GIVEN DATA
%%

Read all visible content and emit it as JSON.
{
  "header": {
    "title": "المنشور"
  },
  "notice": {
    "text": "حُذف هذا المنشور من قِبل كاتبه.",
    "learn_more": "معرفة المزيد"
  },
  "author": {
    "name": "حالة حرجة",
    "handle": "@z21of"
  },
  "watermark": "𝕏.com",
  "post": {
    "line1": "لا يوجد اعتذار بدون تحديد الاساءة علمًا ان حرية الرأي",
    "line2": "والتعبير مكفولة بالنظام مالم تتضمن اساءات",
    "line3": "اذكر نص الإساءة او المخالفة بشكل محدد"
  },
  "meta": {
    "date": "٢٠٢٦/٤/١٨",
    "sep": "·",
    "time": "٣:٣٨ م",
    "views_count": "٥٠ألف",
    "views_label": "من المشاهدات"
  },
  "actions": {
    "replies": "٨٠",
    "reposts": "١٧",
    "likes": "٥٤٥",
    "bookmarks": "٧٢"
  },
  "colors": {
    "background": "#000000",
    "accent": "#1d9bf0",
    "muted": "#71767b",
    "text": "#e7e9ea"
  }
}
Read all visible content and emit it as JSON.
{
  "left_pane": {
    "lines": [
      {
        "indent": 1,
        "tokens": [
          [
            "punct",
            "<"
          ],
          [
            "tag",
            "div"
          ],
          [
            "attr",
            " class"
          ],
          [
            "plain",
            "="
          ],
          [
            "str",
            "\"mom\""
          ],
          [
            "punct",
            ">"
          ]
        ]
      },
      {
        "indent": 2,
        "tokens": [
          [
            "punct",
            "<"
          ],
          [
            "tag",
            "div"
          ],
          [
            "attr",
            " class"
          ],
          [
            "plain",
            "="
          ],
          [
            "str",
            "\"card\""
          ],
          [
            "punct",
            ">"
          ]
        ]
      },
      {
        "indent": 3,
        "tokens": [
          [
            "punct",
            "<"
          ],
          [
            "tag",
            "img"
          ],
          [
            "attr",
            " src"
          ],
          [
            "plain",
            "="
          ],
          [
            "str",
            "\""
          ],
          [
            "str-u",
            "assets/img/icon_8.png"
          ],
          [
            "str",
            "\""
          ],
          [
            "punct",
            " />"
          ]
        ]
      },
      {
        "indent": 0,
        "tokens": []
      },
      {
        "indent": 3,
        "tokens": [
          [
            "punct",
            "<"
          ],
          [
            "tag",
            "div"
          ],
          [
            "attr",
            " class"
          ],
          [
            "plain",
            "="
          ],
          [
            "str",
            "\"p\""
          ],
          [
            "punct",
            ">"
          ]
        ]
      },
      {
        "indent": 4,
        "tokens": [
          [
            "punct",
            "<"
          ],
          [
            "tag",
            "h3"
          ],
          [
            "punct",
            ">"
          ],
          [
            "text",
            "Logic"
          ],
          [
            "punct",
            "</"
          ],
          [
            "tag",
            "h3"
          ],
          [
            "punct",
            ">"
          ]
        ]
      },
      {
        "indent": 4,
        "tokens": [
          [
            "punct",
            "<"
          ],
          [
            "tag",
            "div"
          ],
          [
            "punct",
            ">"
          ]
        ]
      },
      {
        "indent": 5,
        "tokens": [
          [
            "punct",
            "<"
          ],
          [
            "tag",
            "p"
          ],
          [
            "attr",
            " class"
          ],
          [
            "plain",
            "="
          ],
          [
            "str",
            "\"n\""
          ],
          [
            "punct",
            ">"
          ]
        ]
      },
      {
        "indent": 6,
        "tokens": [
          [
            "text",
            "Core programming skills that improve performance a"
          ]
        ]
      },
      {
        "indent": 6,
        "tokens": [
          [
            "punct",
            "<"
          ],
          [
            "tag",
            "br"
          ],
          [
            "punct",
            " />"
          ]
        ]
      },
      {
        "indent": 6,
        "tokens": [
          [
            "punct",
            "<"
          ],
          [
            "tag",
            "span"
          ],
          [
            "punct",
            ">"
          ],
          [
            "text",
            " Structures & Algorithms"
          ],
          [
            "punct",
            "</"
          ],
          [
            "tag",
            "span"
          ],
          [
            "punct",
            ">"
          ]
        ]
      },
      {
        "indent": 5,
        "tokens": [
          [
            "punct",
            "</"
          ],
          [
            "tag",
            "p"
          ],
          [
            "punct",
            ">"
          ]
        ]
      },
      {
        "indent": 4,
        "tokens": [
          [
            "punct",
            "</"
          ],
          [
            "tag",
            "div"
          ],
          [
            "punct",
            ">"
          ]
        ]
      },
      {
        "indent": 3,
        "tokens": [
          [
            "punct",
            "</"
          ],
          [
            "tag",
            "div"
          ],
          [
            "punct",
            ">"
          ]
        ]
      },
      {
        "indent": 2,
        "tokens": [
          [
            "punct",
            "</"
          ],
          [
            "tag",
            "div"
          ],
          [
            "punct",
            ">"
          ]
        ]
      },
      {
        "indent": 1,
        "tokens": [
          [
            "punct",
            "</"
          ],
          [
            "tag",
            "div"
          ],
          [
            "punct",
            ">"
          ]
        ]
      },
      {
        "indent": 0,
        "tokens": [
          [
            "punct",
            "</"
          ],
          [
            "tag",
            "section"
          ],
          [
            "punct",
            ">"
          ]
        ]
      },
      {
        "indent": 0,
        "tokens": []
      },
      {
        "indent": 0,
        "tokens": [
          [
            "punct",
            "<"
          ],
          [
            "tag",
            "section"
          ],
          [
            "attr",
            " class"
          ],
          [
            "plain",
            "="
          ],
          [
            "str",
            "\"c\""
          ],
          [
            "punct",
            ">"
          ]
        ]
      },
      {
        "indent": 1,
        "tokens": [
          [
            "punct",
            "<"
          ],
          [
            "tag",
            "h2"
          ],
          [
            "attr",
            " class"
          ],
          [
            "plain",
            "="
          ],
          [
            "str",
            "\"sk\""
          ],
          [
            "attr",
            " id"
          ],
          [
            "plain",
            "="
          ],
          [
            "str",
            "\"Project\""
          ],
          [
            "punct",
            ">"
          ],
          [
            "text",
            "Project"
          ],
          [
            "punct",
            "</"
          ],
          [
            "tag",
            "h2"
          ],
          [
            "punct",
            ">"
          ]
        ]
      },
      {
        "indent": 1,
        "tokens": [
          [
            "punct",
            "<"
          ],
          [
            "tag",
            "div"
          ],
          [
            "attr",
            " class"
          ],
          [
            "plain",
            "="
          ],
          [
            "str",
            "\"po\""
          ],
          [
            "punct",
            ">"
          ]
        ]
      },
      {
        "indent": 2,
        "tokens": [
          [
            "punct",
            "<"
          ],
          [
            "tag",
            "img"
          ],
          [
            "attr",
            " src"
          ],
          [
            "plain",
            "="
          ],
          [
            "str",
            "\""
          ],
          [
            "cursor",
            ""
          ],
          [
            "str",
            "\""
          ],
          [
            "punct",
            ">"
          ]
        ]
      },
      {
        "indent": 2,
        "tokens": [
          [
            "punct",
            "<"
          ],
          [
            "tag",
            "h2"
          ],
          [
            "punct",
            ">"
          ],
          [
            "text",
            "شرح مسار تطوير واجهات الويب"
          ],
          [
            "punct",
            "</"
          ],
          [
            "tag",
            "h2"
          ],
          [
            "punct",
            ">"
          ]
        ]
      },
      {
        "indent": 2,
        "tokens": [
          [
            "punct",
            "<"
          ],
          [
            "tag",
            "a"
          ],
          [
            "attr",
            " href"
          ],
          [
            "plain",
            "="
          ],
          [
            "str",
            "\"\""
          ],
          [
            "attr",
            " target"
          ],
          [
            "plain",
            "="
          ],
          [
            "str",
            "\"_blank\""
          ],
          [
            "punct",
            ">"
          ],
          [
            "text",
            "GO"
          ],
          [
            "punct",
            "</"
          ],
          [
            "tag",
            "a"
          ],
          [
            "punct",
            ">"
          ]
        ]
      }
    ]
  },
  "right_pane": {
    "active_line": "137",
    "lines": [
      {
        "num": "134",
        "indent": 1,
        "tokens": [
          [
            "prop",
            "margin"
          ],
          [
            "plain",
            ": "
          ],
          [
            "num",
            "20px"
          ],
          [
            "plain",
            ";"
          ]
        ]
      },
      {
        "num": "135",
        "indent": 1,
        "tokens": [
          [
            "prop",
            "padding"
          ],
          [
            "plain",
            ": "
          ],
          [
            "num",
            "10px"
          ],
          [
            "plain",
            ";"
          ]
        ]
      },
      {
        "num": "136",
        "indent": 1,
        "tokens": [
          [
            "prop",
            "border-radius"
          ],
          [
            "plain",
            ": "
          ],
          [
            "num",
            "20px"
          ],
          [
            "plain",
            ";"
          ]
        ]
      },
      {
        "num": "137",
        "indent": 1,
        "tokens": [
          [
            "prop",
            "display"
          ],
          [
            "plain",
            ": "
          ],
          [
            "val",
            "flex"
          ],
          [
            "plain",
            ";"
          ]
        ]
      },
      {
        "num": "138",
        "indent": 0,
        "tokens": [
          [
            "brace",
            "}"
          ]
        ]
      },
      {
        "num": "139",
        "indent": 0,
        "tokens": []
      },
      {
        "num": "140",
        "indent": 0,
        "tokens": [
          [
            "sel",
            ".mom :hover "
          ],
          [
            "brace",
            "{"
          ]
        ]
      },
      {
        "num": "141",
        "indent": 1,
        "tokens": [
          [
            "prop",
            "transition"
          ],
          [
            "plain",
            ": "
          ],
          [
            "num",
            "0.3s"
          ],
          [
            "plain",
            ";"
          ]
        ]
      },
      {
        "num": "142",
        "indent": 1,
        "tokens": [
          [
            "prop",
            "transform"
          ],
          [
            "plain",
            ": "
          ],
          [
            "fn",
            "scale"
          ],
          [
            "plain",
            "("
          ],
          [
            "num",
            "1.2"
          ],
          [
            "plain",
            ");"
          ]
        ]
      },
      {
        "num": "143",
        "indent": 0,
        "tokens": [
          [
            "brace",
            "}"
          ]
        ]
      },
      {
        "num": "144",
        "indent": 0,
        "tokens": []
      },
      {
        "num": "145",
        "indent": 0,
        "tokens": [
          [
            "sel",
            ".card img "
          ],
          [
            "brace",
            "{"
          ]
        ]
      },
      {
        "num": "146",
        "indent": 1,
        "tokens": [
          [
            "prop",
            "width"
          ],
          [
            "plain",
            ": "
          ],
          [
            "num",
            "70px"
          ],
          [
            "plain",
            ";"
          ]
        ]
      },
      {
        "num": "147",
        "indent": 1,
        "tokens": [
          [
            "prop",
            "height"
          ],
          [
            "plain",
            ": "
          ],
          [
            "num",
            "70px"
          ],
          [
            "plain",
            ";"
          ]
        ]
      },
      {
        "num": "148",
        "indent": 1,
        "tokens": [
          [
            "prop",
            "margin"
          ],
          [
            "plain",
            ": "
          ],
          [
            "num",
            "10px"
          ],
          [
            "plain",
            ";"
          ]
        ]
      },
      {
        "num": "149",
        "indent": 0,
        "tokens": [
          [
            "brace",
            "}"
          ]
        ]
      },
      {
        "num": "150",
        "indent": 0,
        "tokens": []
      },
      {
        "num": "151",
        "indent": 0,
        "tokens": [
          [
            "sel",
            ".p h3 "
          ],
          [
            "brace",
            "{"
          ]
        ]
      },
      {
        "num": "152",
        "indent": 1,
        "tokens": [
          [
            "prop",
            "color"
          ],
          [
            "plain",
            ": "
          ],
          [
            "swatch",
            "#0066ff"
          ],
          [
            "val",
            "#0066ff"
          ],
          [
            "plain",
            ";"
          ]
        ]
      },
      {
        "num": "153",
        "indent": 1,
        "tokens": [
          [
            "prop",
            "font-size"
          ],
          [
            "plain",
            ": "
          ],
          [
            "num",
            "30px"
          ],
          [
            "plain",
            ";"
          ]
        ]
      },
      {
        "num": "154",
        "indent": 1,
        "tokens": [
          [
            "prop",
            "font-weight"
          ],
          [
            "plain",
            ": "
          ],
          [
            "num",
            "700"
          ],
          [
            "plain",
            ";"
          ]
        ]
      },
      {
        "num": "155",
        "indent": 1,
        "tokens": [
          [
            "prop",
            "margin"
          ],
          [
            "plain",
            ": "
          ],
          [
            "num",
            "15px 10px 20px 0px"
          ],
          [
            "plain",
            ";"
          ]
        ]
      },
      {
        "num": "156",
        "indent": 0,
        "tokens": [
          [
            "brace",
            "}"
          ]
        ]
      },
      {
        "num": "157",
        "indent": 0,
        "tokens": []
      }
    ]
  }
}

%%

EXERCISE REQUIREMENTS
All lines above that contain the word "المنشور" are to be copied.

RESPONSE TO THE TASK
    "title": "المنشور"
    "text": "حُذف هذا المنشور من قِبل كاتبه.",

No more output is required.